Place the pot in the heated oven for 15 minutes. After 15 minutes, increase the oven temp to 500 degrees and bake for 45 minutes. Remove when finished and allow it to cool. When cool, the pot should not be sticky, if it is then either too much oil was used or time and temp were too low. Reheating at 500 degrees for another ½ hour should solve the problem. If the pot is an antique or rusty, clean it very well, even using steel wool and a mild detergent, then season twice in a row.

3-      Cleaning. Never, ever, place cast iron in the dishwasher to be cleaned. Only a mild quick cleaning followed by an immediate drying is ever needed. I know of many cooks that simply wipe out the pot with a damp towel then returned to the fire for 1 minute to dry. Re-season by simply wiping a fine layer oil on it. If heavy cleaning is needed then you should re-season it using the oven method. The secret to forming the non stick surface is to allow a build up on the interior of the pot or pan. By wiping with a damp towel and drying it afterward using heat, will begin the buildup. Some of my frying pans, to my best judgment, have never had anything done to them but a good wiping out. I said before, some of my cast iron cookware is over 100 years old! If scrubbing is needed, use a mild detergent and a nylon scrub brush, never metal chore boys or Brillo type pads. If you cook outdoors, you can simply heat the pan until the stuck residue burns into a char. Then just wipe out the char using the damp towel again. Cast iron can crack or warp so never place a hot pot or pan in cold water, let it cool first.

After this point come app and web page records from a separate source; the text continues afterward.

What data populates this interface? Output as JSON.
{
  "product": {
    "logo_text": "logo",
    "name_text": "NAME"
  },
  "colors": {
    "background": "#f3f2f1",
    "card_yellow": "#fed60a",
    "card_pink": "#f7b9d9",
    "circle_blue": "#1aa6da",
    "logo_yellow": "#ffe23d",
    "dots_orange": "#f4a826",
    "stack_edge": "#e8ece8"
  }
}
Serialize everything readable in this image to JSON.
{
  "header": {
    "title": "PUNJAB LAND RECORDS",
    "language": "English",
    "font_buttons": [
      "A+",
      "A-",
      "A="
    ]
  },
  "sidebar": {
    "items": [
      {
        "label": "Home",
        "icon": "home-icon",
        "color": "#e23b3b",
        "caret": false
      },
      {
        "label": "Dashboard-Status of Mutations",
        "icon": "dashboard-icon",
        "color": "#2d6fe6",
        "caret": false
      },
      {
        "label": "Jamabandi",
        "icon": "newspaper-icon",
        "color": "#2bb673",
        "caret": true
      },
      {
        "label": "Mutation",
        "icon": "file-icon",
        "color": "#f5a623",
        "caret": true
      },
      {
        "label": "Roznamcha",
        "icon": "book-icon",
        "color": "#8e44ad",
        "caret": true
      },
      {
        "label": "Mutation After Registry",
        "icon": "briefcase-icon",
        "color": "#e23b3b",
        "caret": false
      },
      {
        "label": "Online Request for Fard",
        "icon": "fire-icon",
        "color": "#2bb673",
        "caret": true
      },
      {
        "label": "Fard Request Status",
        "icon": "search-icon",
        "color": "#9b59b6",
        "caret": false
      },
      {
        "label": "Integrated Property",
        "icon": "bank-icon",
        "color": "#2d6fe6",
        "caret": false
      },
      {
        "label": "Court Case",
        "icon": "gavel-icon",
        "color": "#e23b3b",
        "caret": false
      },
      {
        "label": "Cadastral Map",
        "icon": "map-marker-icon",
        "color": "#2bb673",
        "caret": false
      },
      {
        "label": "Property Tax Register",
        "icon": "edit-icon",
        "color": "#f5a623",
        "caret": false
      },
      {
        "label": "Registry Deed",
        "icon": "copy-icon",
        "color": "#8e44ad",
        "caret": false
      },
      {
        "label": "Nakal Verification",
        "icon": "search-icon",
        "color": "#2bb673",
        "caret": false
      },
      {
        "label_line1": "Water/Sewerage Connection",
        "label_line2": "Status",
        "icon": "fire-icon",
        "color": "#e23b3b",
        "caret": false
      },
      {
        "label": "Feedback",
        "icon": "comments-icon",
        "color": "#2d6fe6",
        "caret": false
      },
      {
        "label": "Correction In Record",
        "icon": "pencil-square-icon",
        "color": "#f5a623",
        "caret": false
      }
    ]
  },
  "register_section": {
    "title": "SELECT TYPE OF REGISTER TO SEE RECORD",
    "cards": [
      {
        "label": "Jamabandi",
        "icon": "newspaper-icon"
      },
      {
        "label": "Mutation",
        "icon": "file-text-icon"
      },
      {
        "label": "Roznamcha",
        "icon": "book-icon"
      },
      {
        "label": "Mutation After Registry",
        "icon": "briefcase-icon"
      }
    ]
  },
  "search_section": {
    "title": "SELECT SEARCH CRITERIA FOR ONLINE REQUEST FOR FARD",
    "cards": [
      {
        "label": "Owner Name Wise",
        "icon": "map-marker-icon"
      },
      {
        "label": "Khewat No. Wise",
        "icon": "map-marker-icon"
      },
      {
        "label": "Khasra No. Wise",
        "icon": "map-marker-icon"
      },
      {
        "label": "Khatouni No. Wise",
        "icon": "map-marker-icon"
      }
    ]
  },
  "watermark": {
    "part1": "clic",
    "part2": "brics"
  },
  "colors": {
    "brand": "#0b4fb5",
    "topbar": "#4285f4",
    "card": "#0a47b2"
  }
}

4-      Cooking tips. Before using, wipe a teaspoon of oil into the pan before pre heating. Then pre heat to warm it up before placing food in them. Never place frozen or very chilled food into cast iron, doing so will cause the food to stick and burn. Soups and watery foods do not require a preheated pot but still wipe a bit of oil in them first.

5-      About Dutch ovens and frying pans. When looking at frying pans, any over 12” should have an opposing handle of sorts opposite the long handle. It may be just a 1” cast nub or a formed loop handle, either works since you’ll never grab cast iron bare handed anyway. Use a lid lifter or pot holder in removing the lid. I am against using the leather gloves so many trail cooks use because leather will hold and transmit heat, causing severe burns. I opt for a heavy cotton or Kevlar cooking glove. Dutch ovens come in two styles, flat bottomed or with legs. Flat bottoms are made for stove top or oven cooking. They can be used over a campfire if they are fitted with the wire hanger handle and work well on electric stove tops.The lids fit as either a normal pot lid or come in the depressed lid style, either works well. Dutch ovens with legs are made for open fire cooking only and will not work on electric stove tops. To use, place the pot directly on top of a bed of coals, then heap coals on the lid, doing so acts to completely submerge the pot in heat. The lid has a depression made in for this purpose.

Cooking with cast iron sounds like a bit more work, but what you put into cooking is what you get back out. Some of my 100 year old pots and pans are still releasing flavor from cooks long gone up to the big Chuck wagon in the sky. Cast iron cookware rarely if ever changes and are for the most part, passed down from generation to generation.  While I do own other cookware, those will most likely never hang from my children’s pot racks, they’ll be sent off to Goodwill. My eldest son has already laid claim though to my cast iron cookware when I too start cooking at the Heavenly Chuck wagon.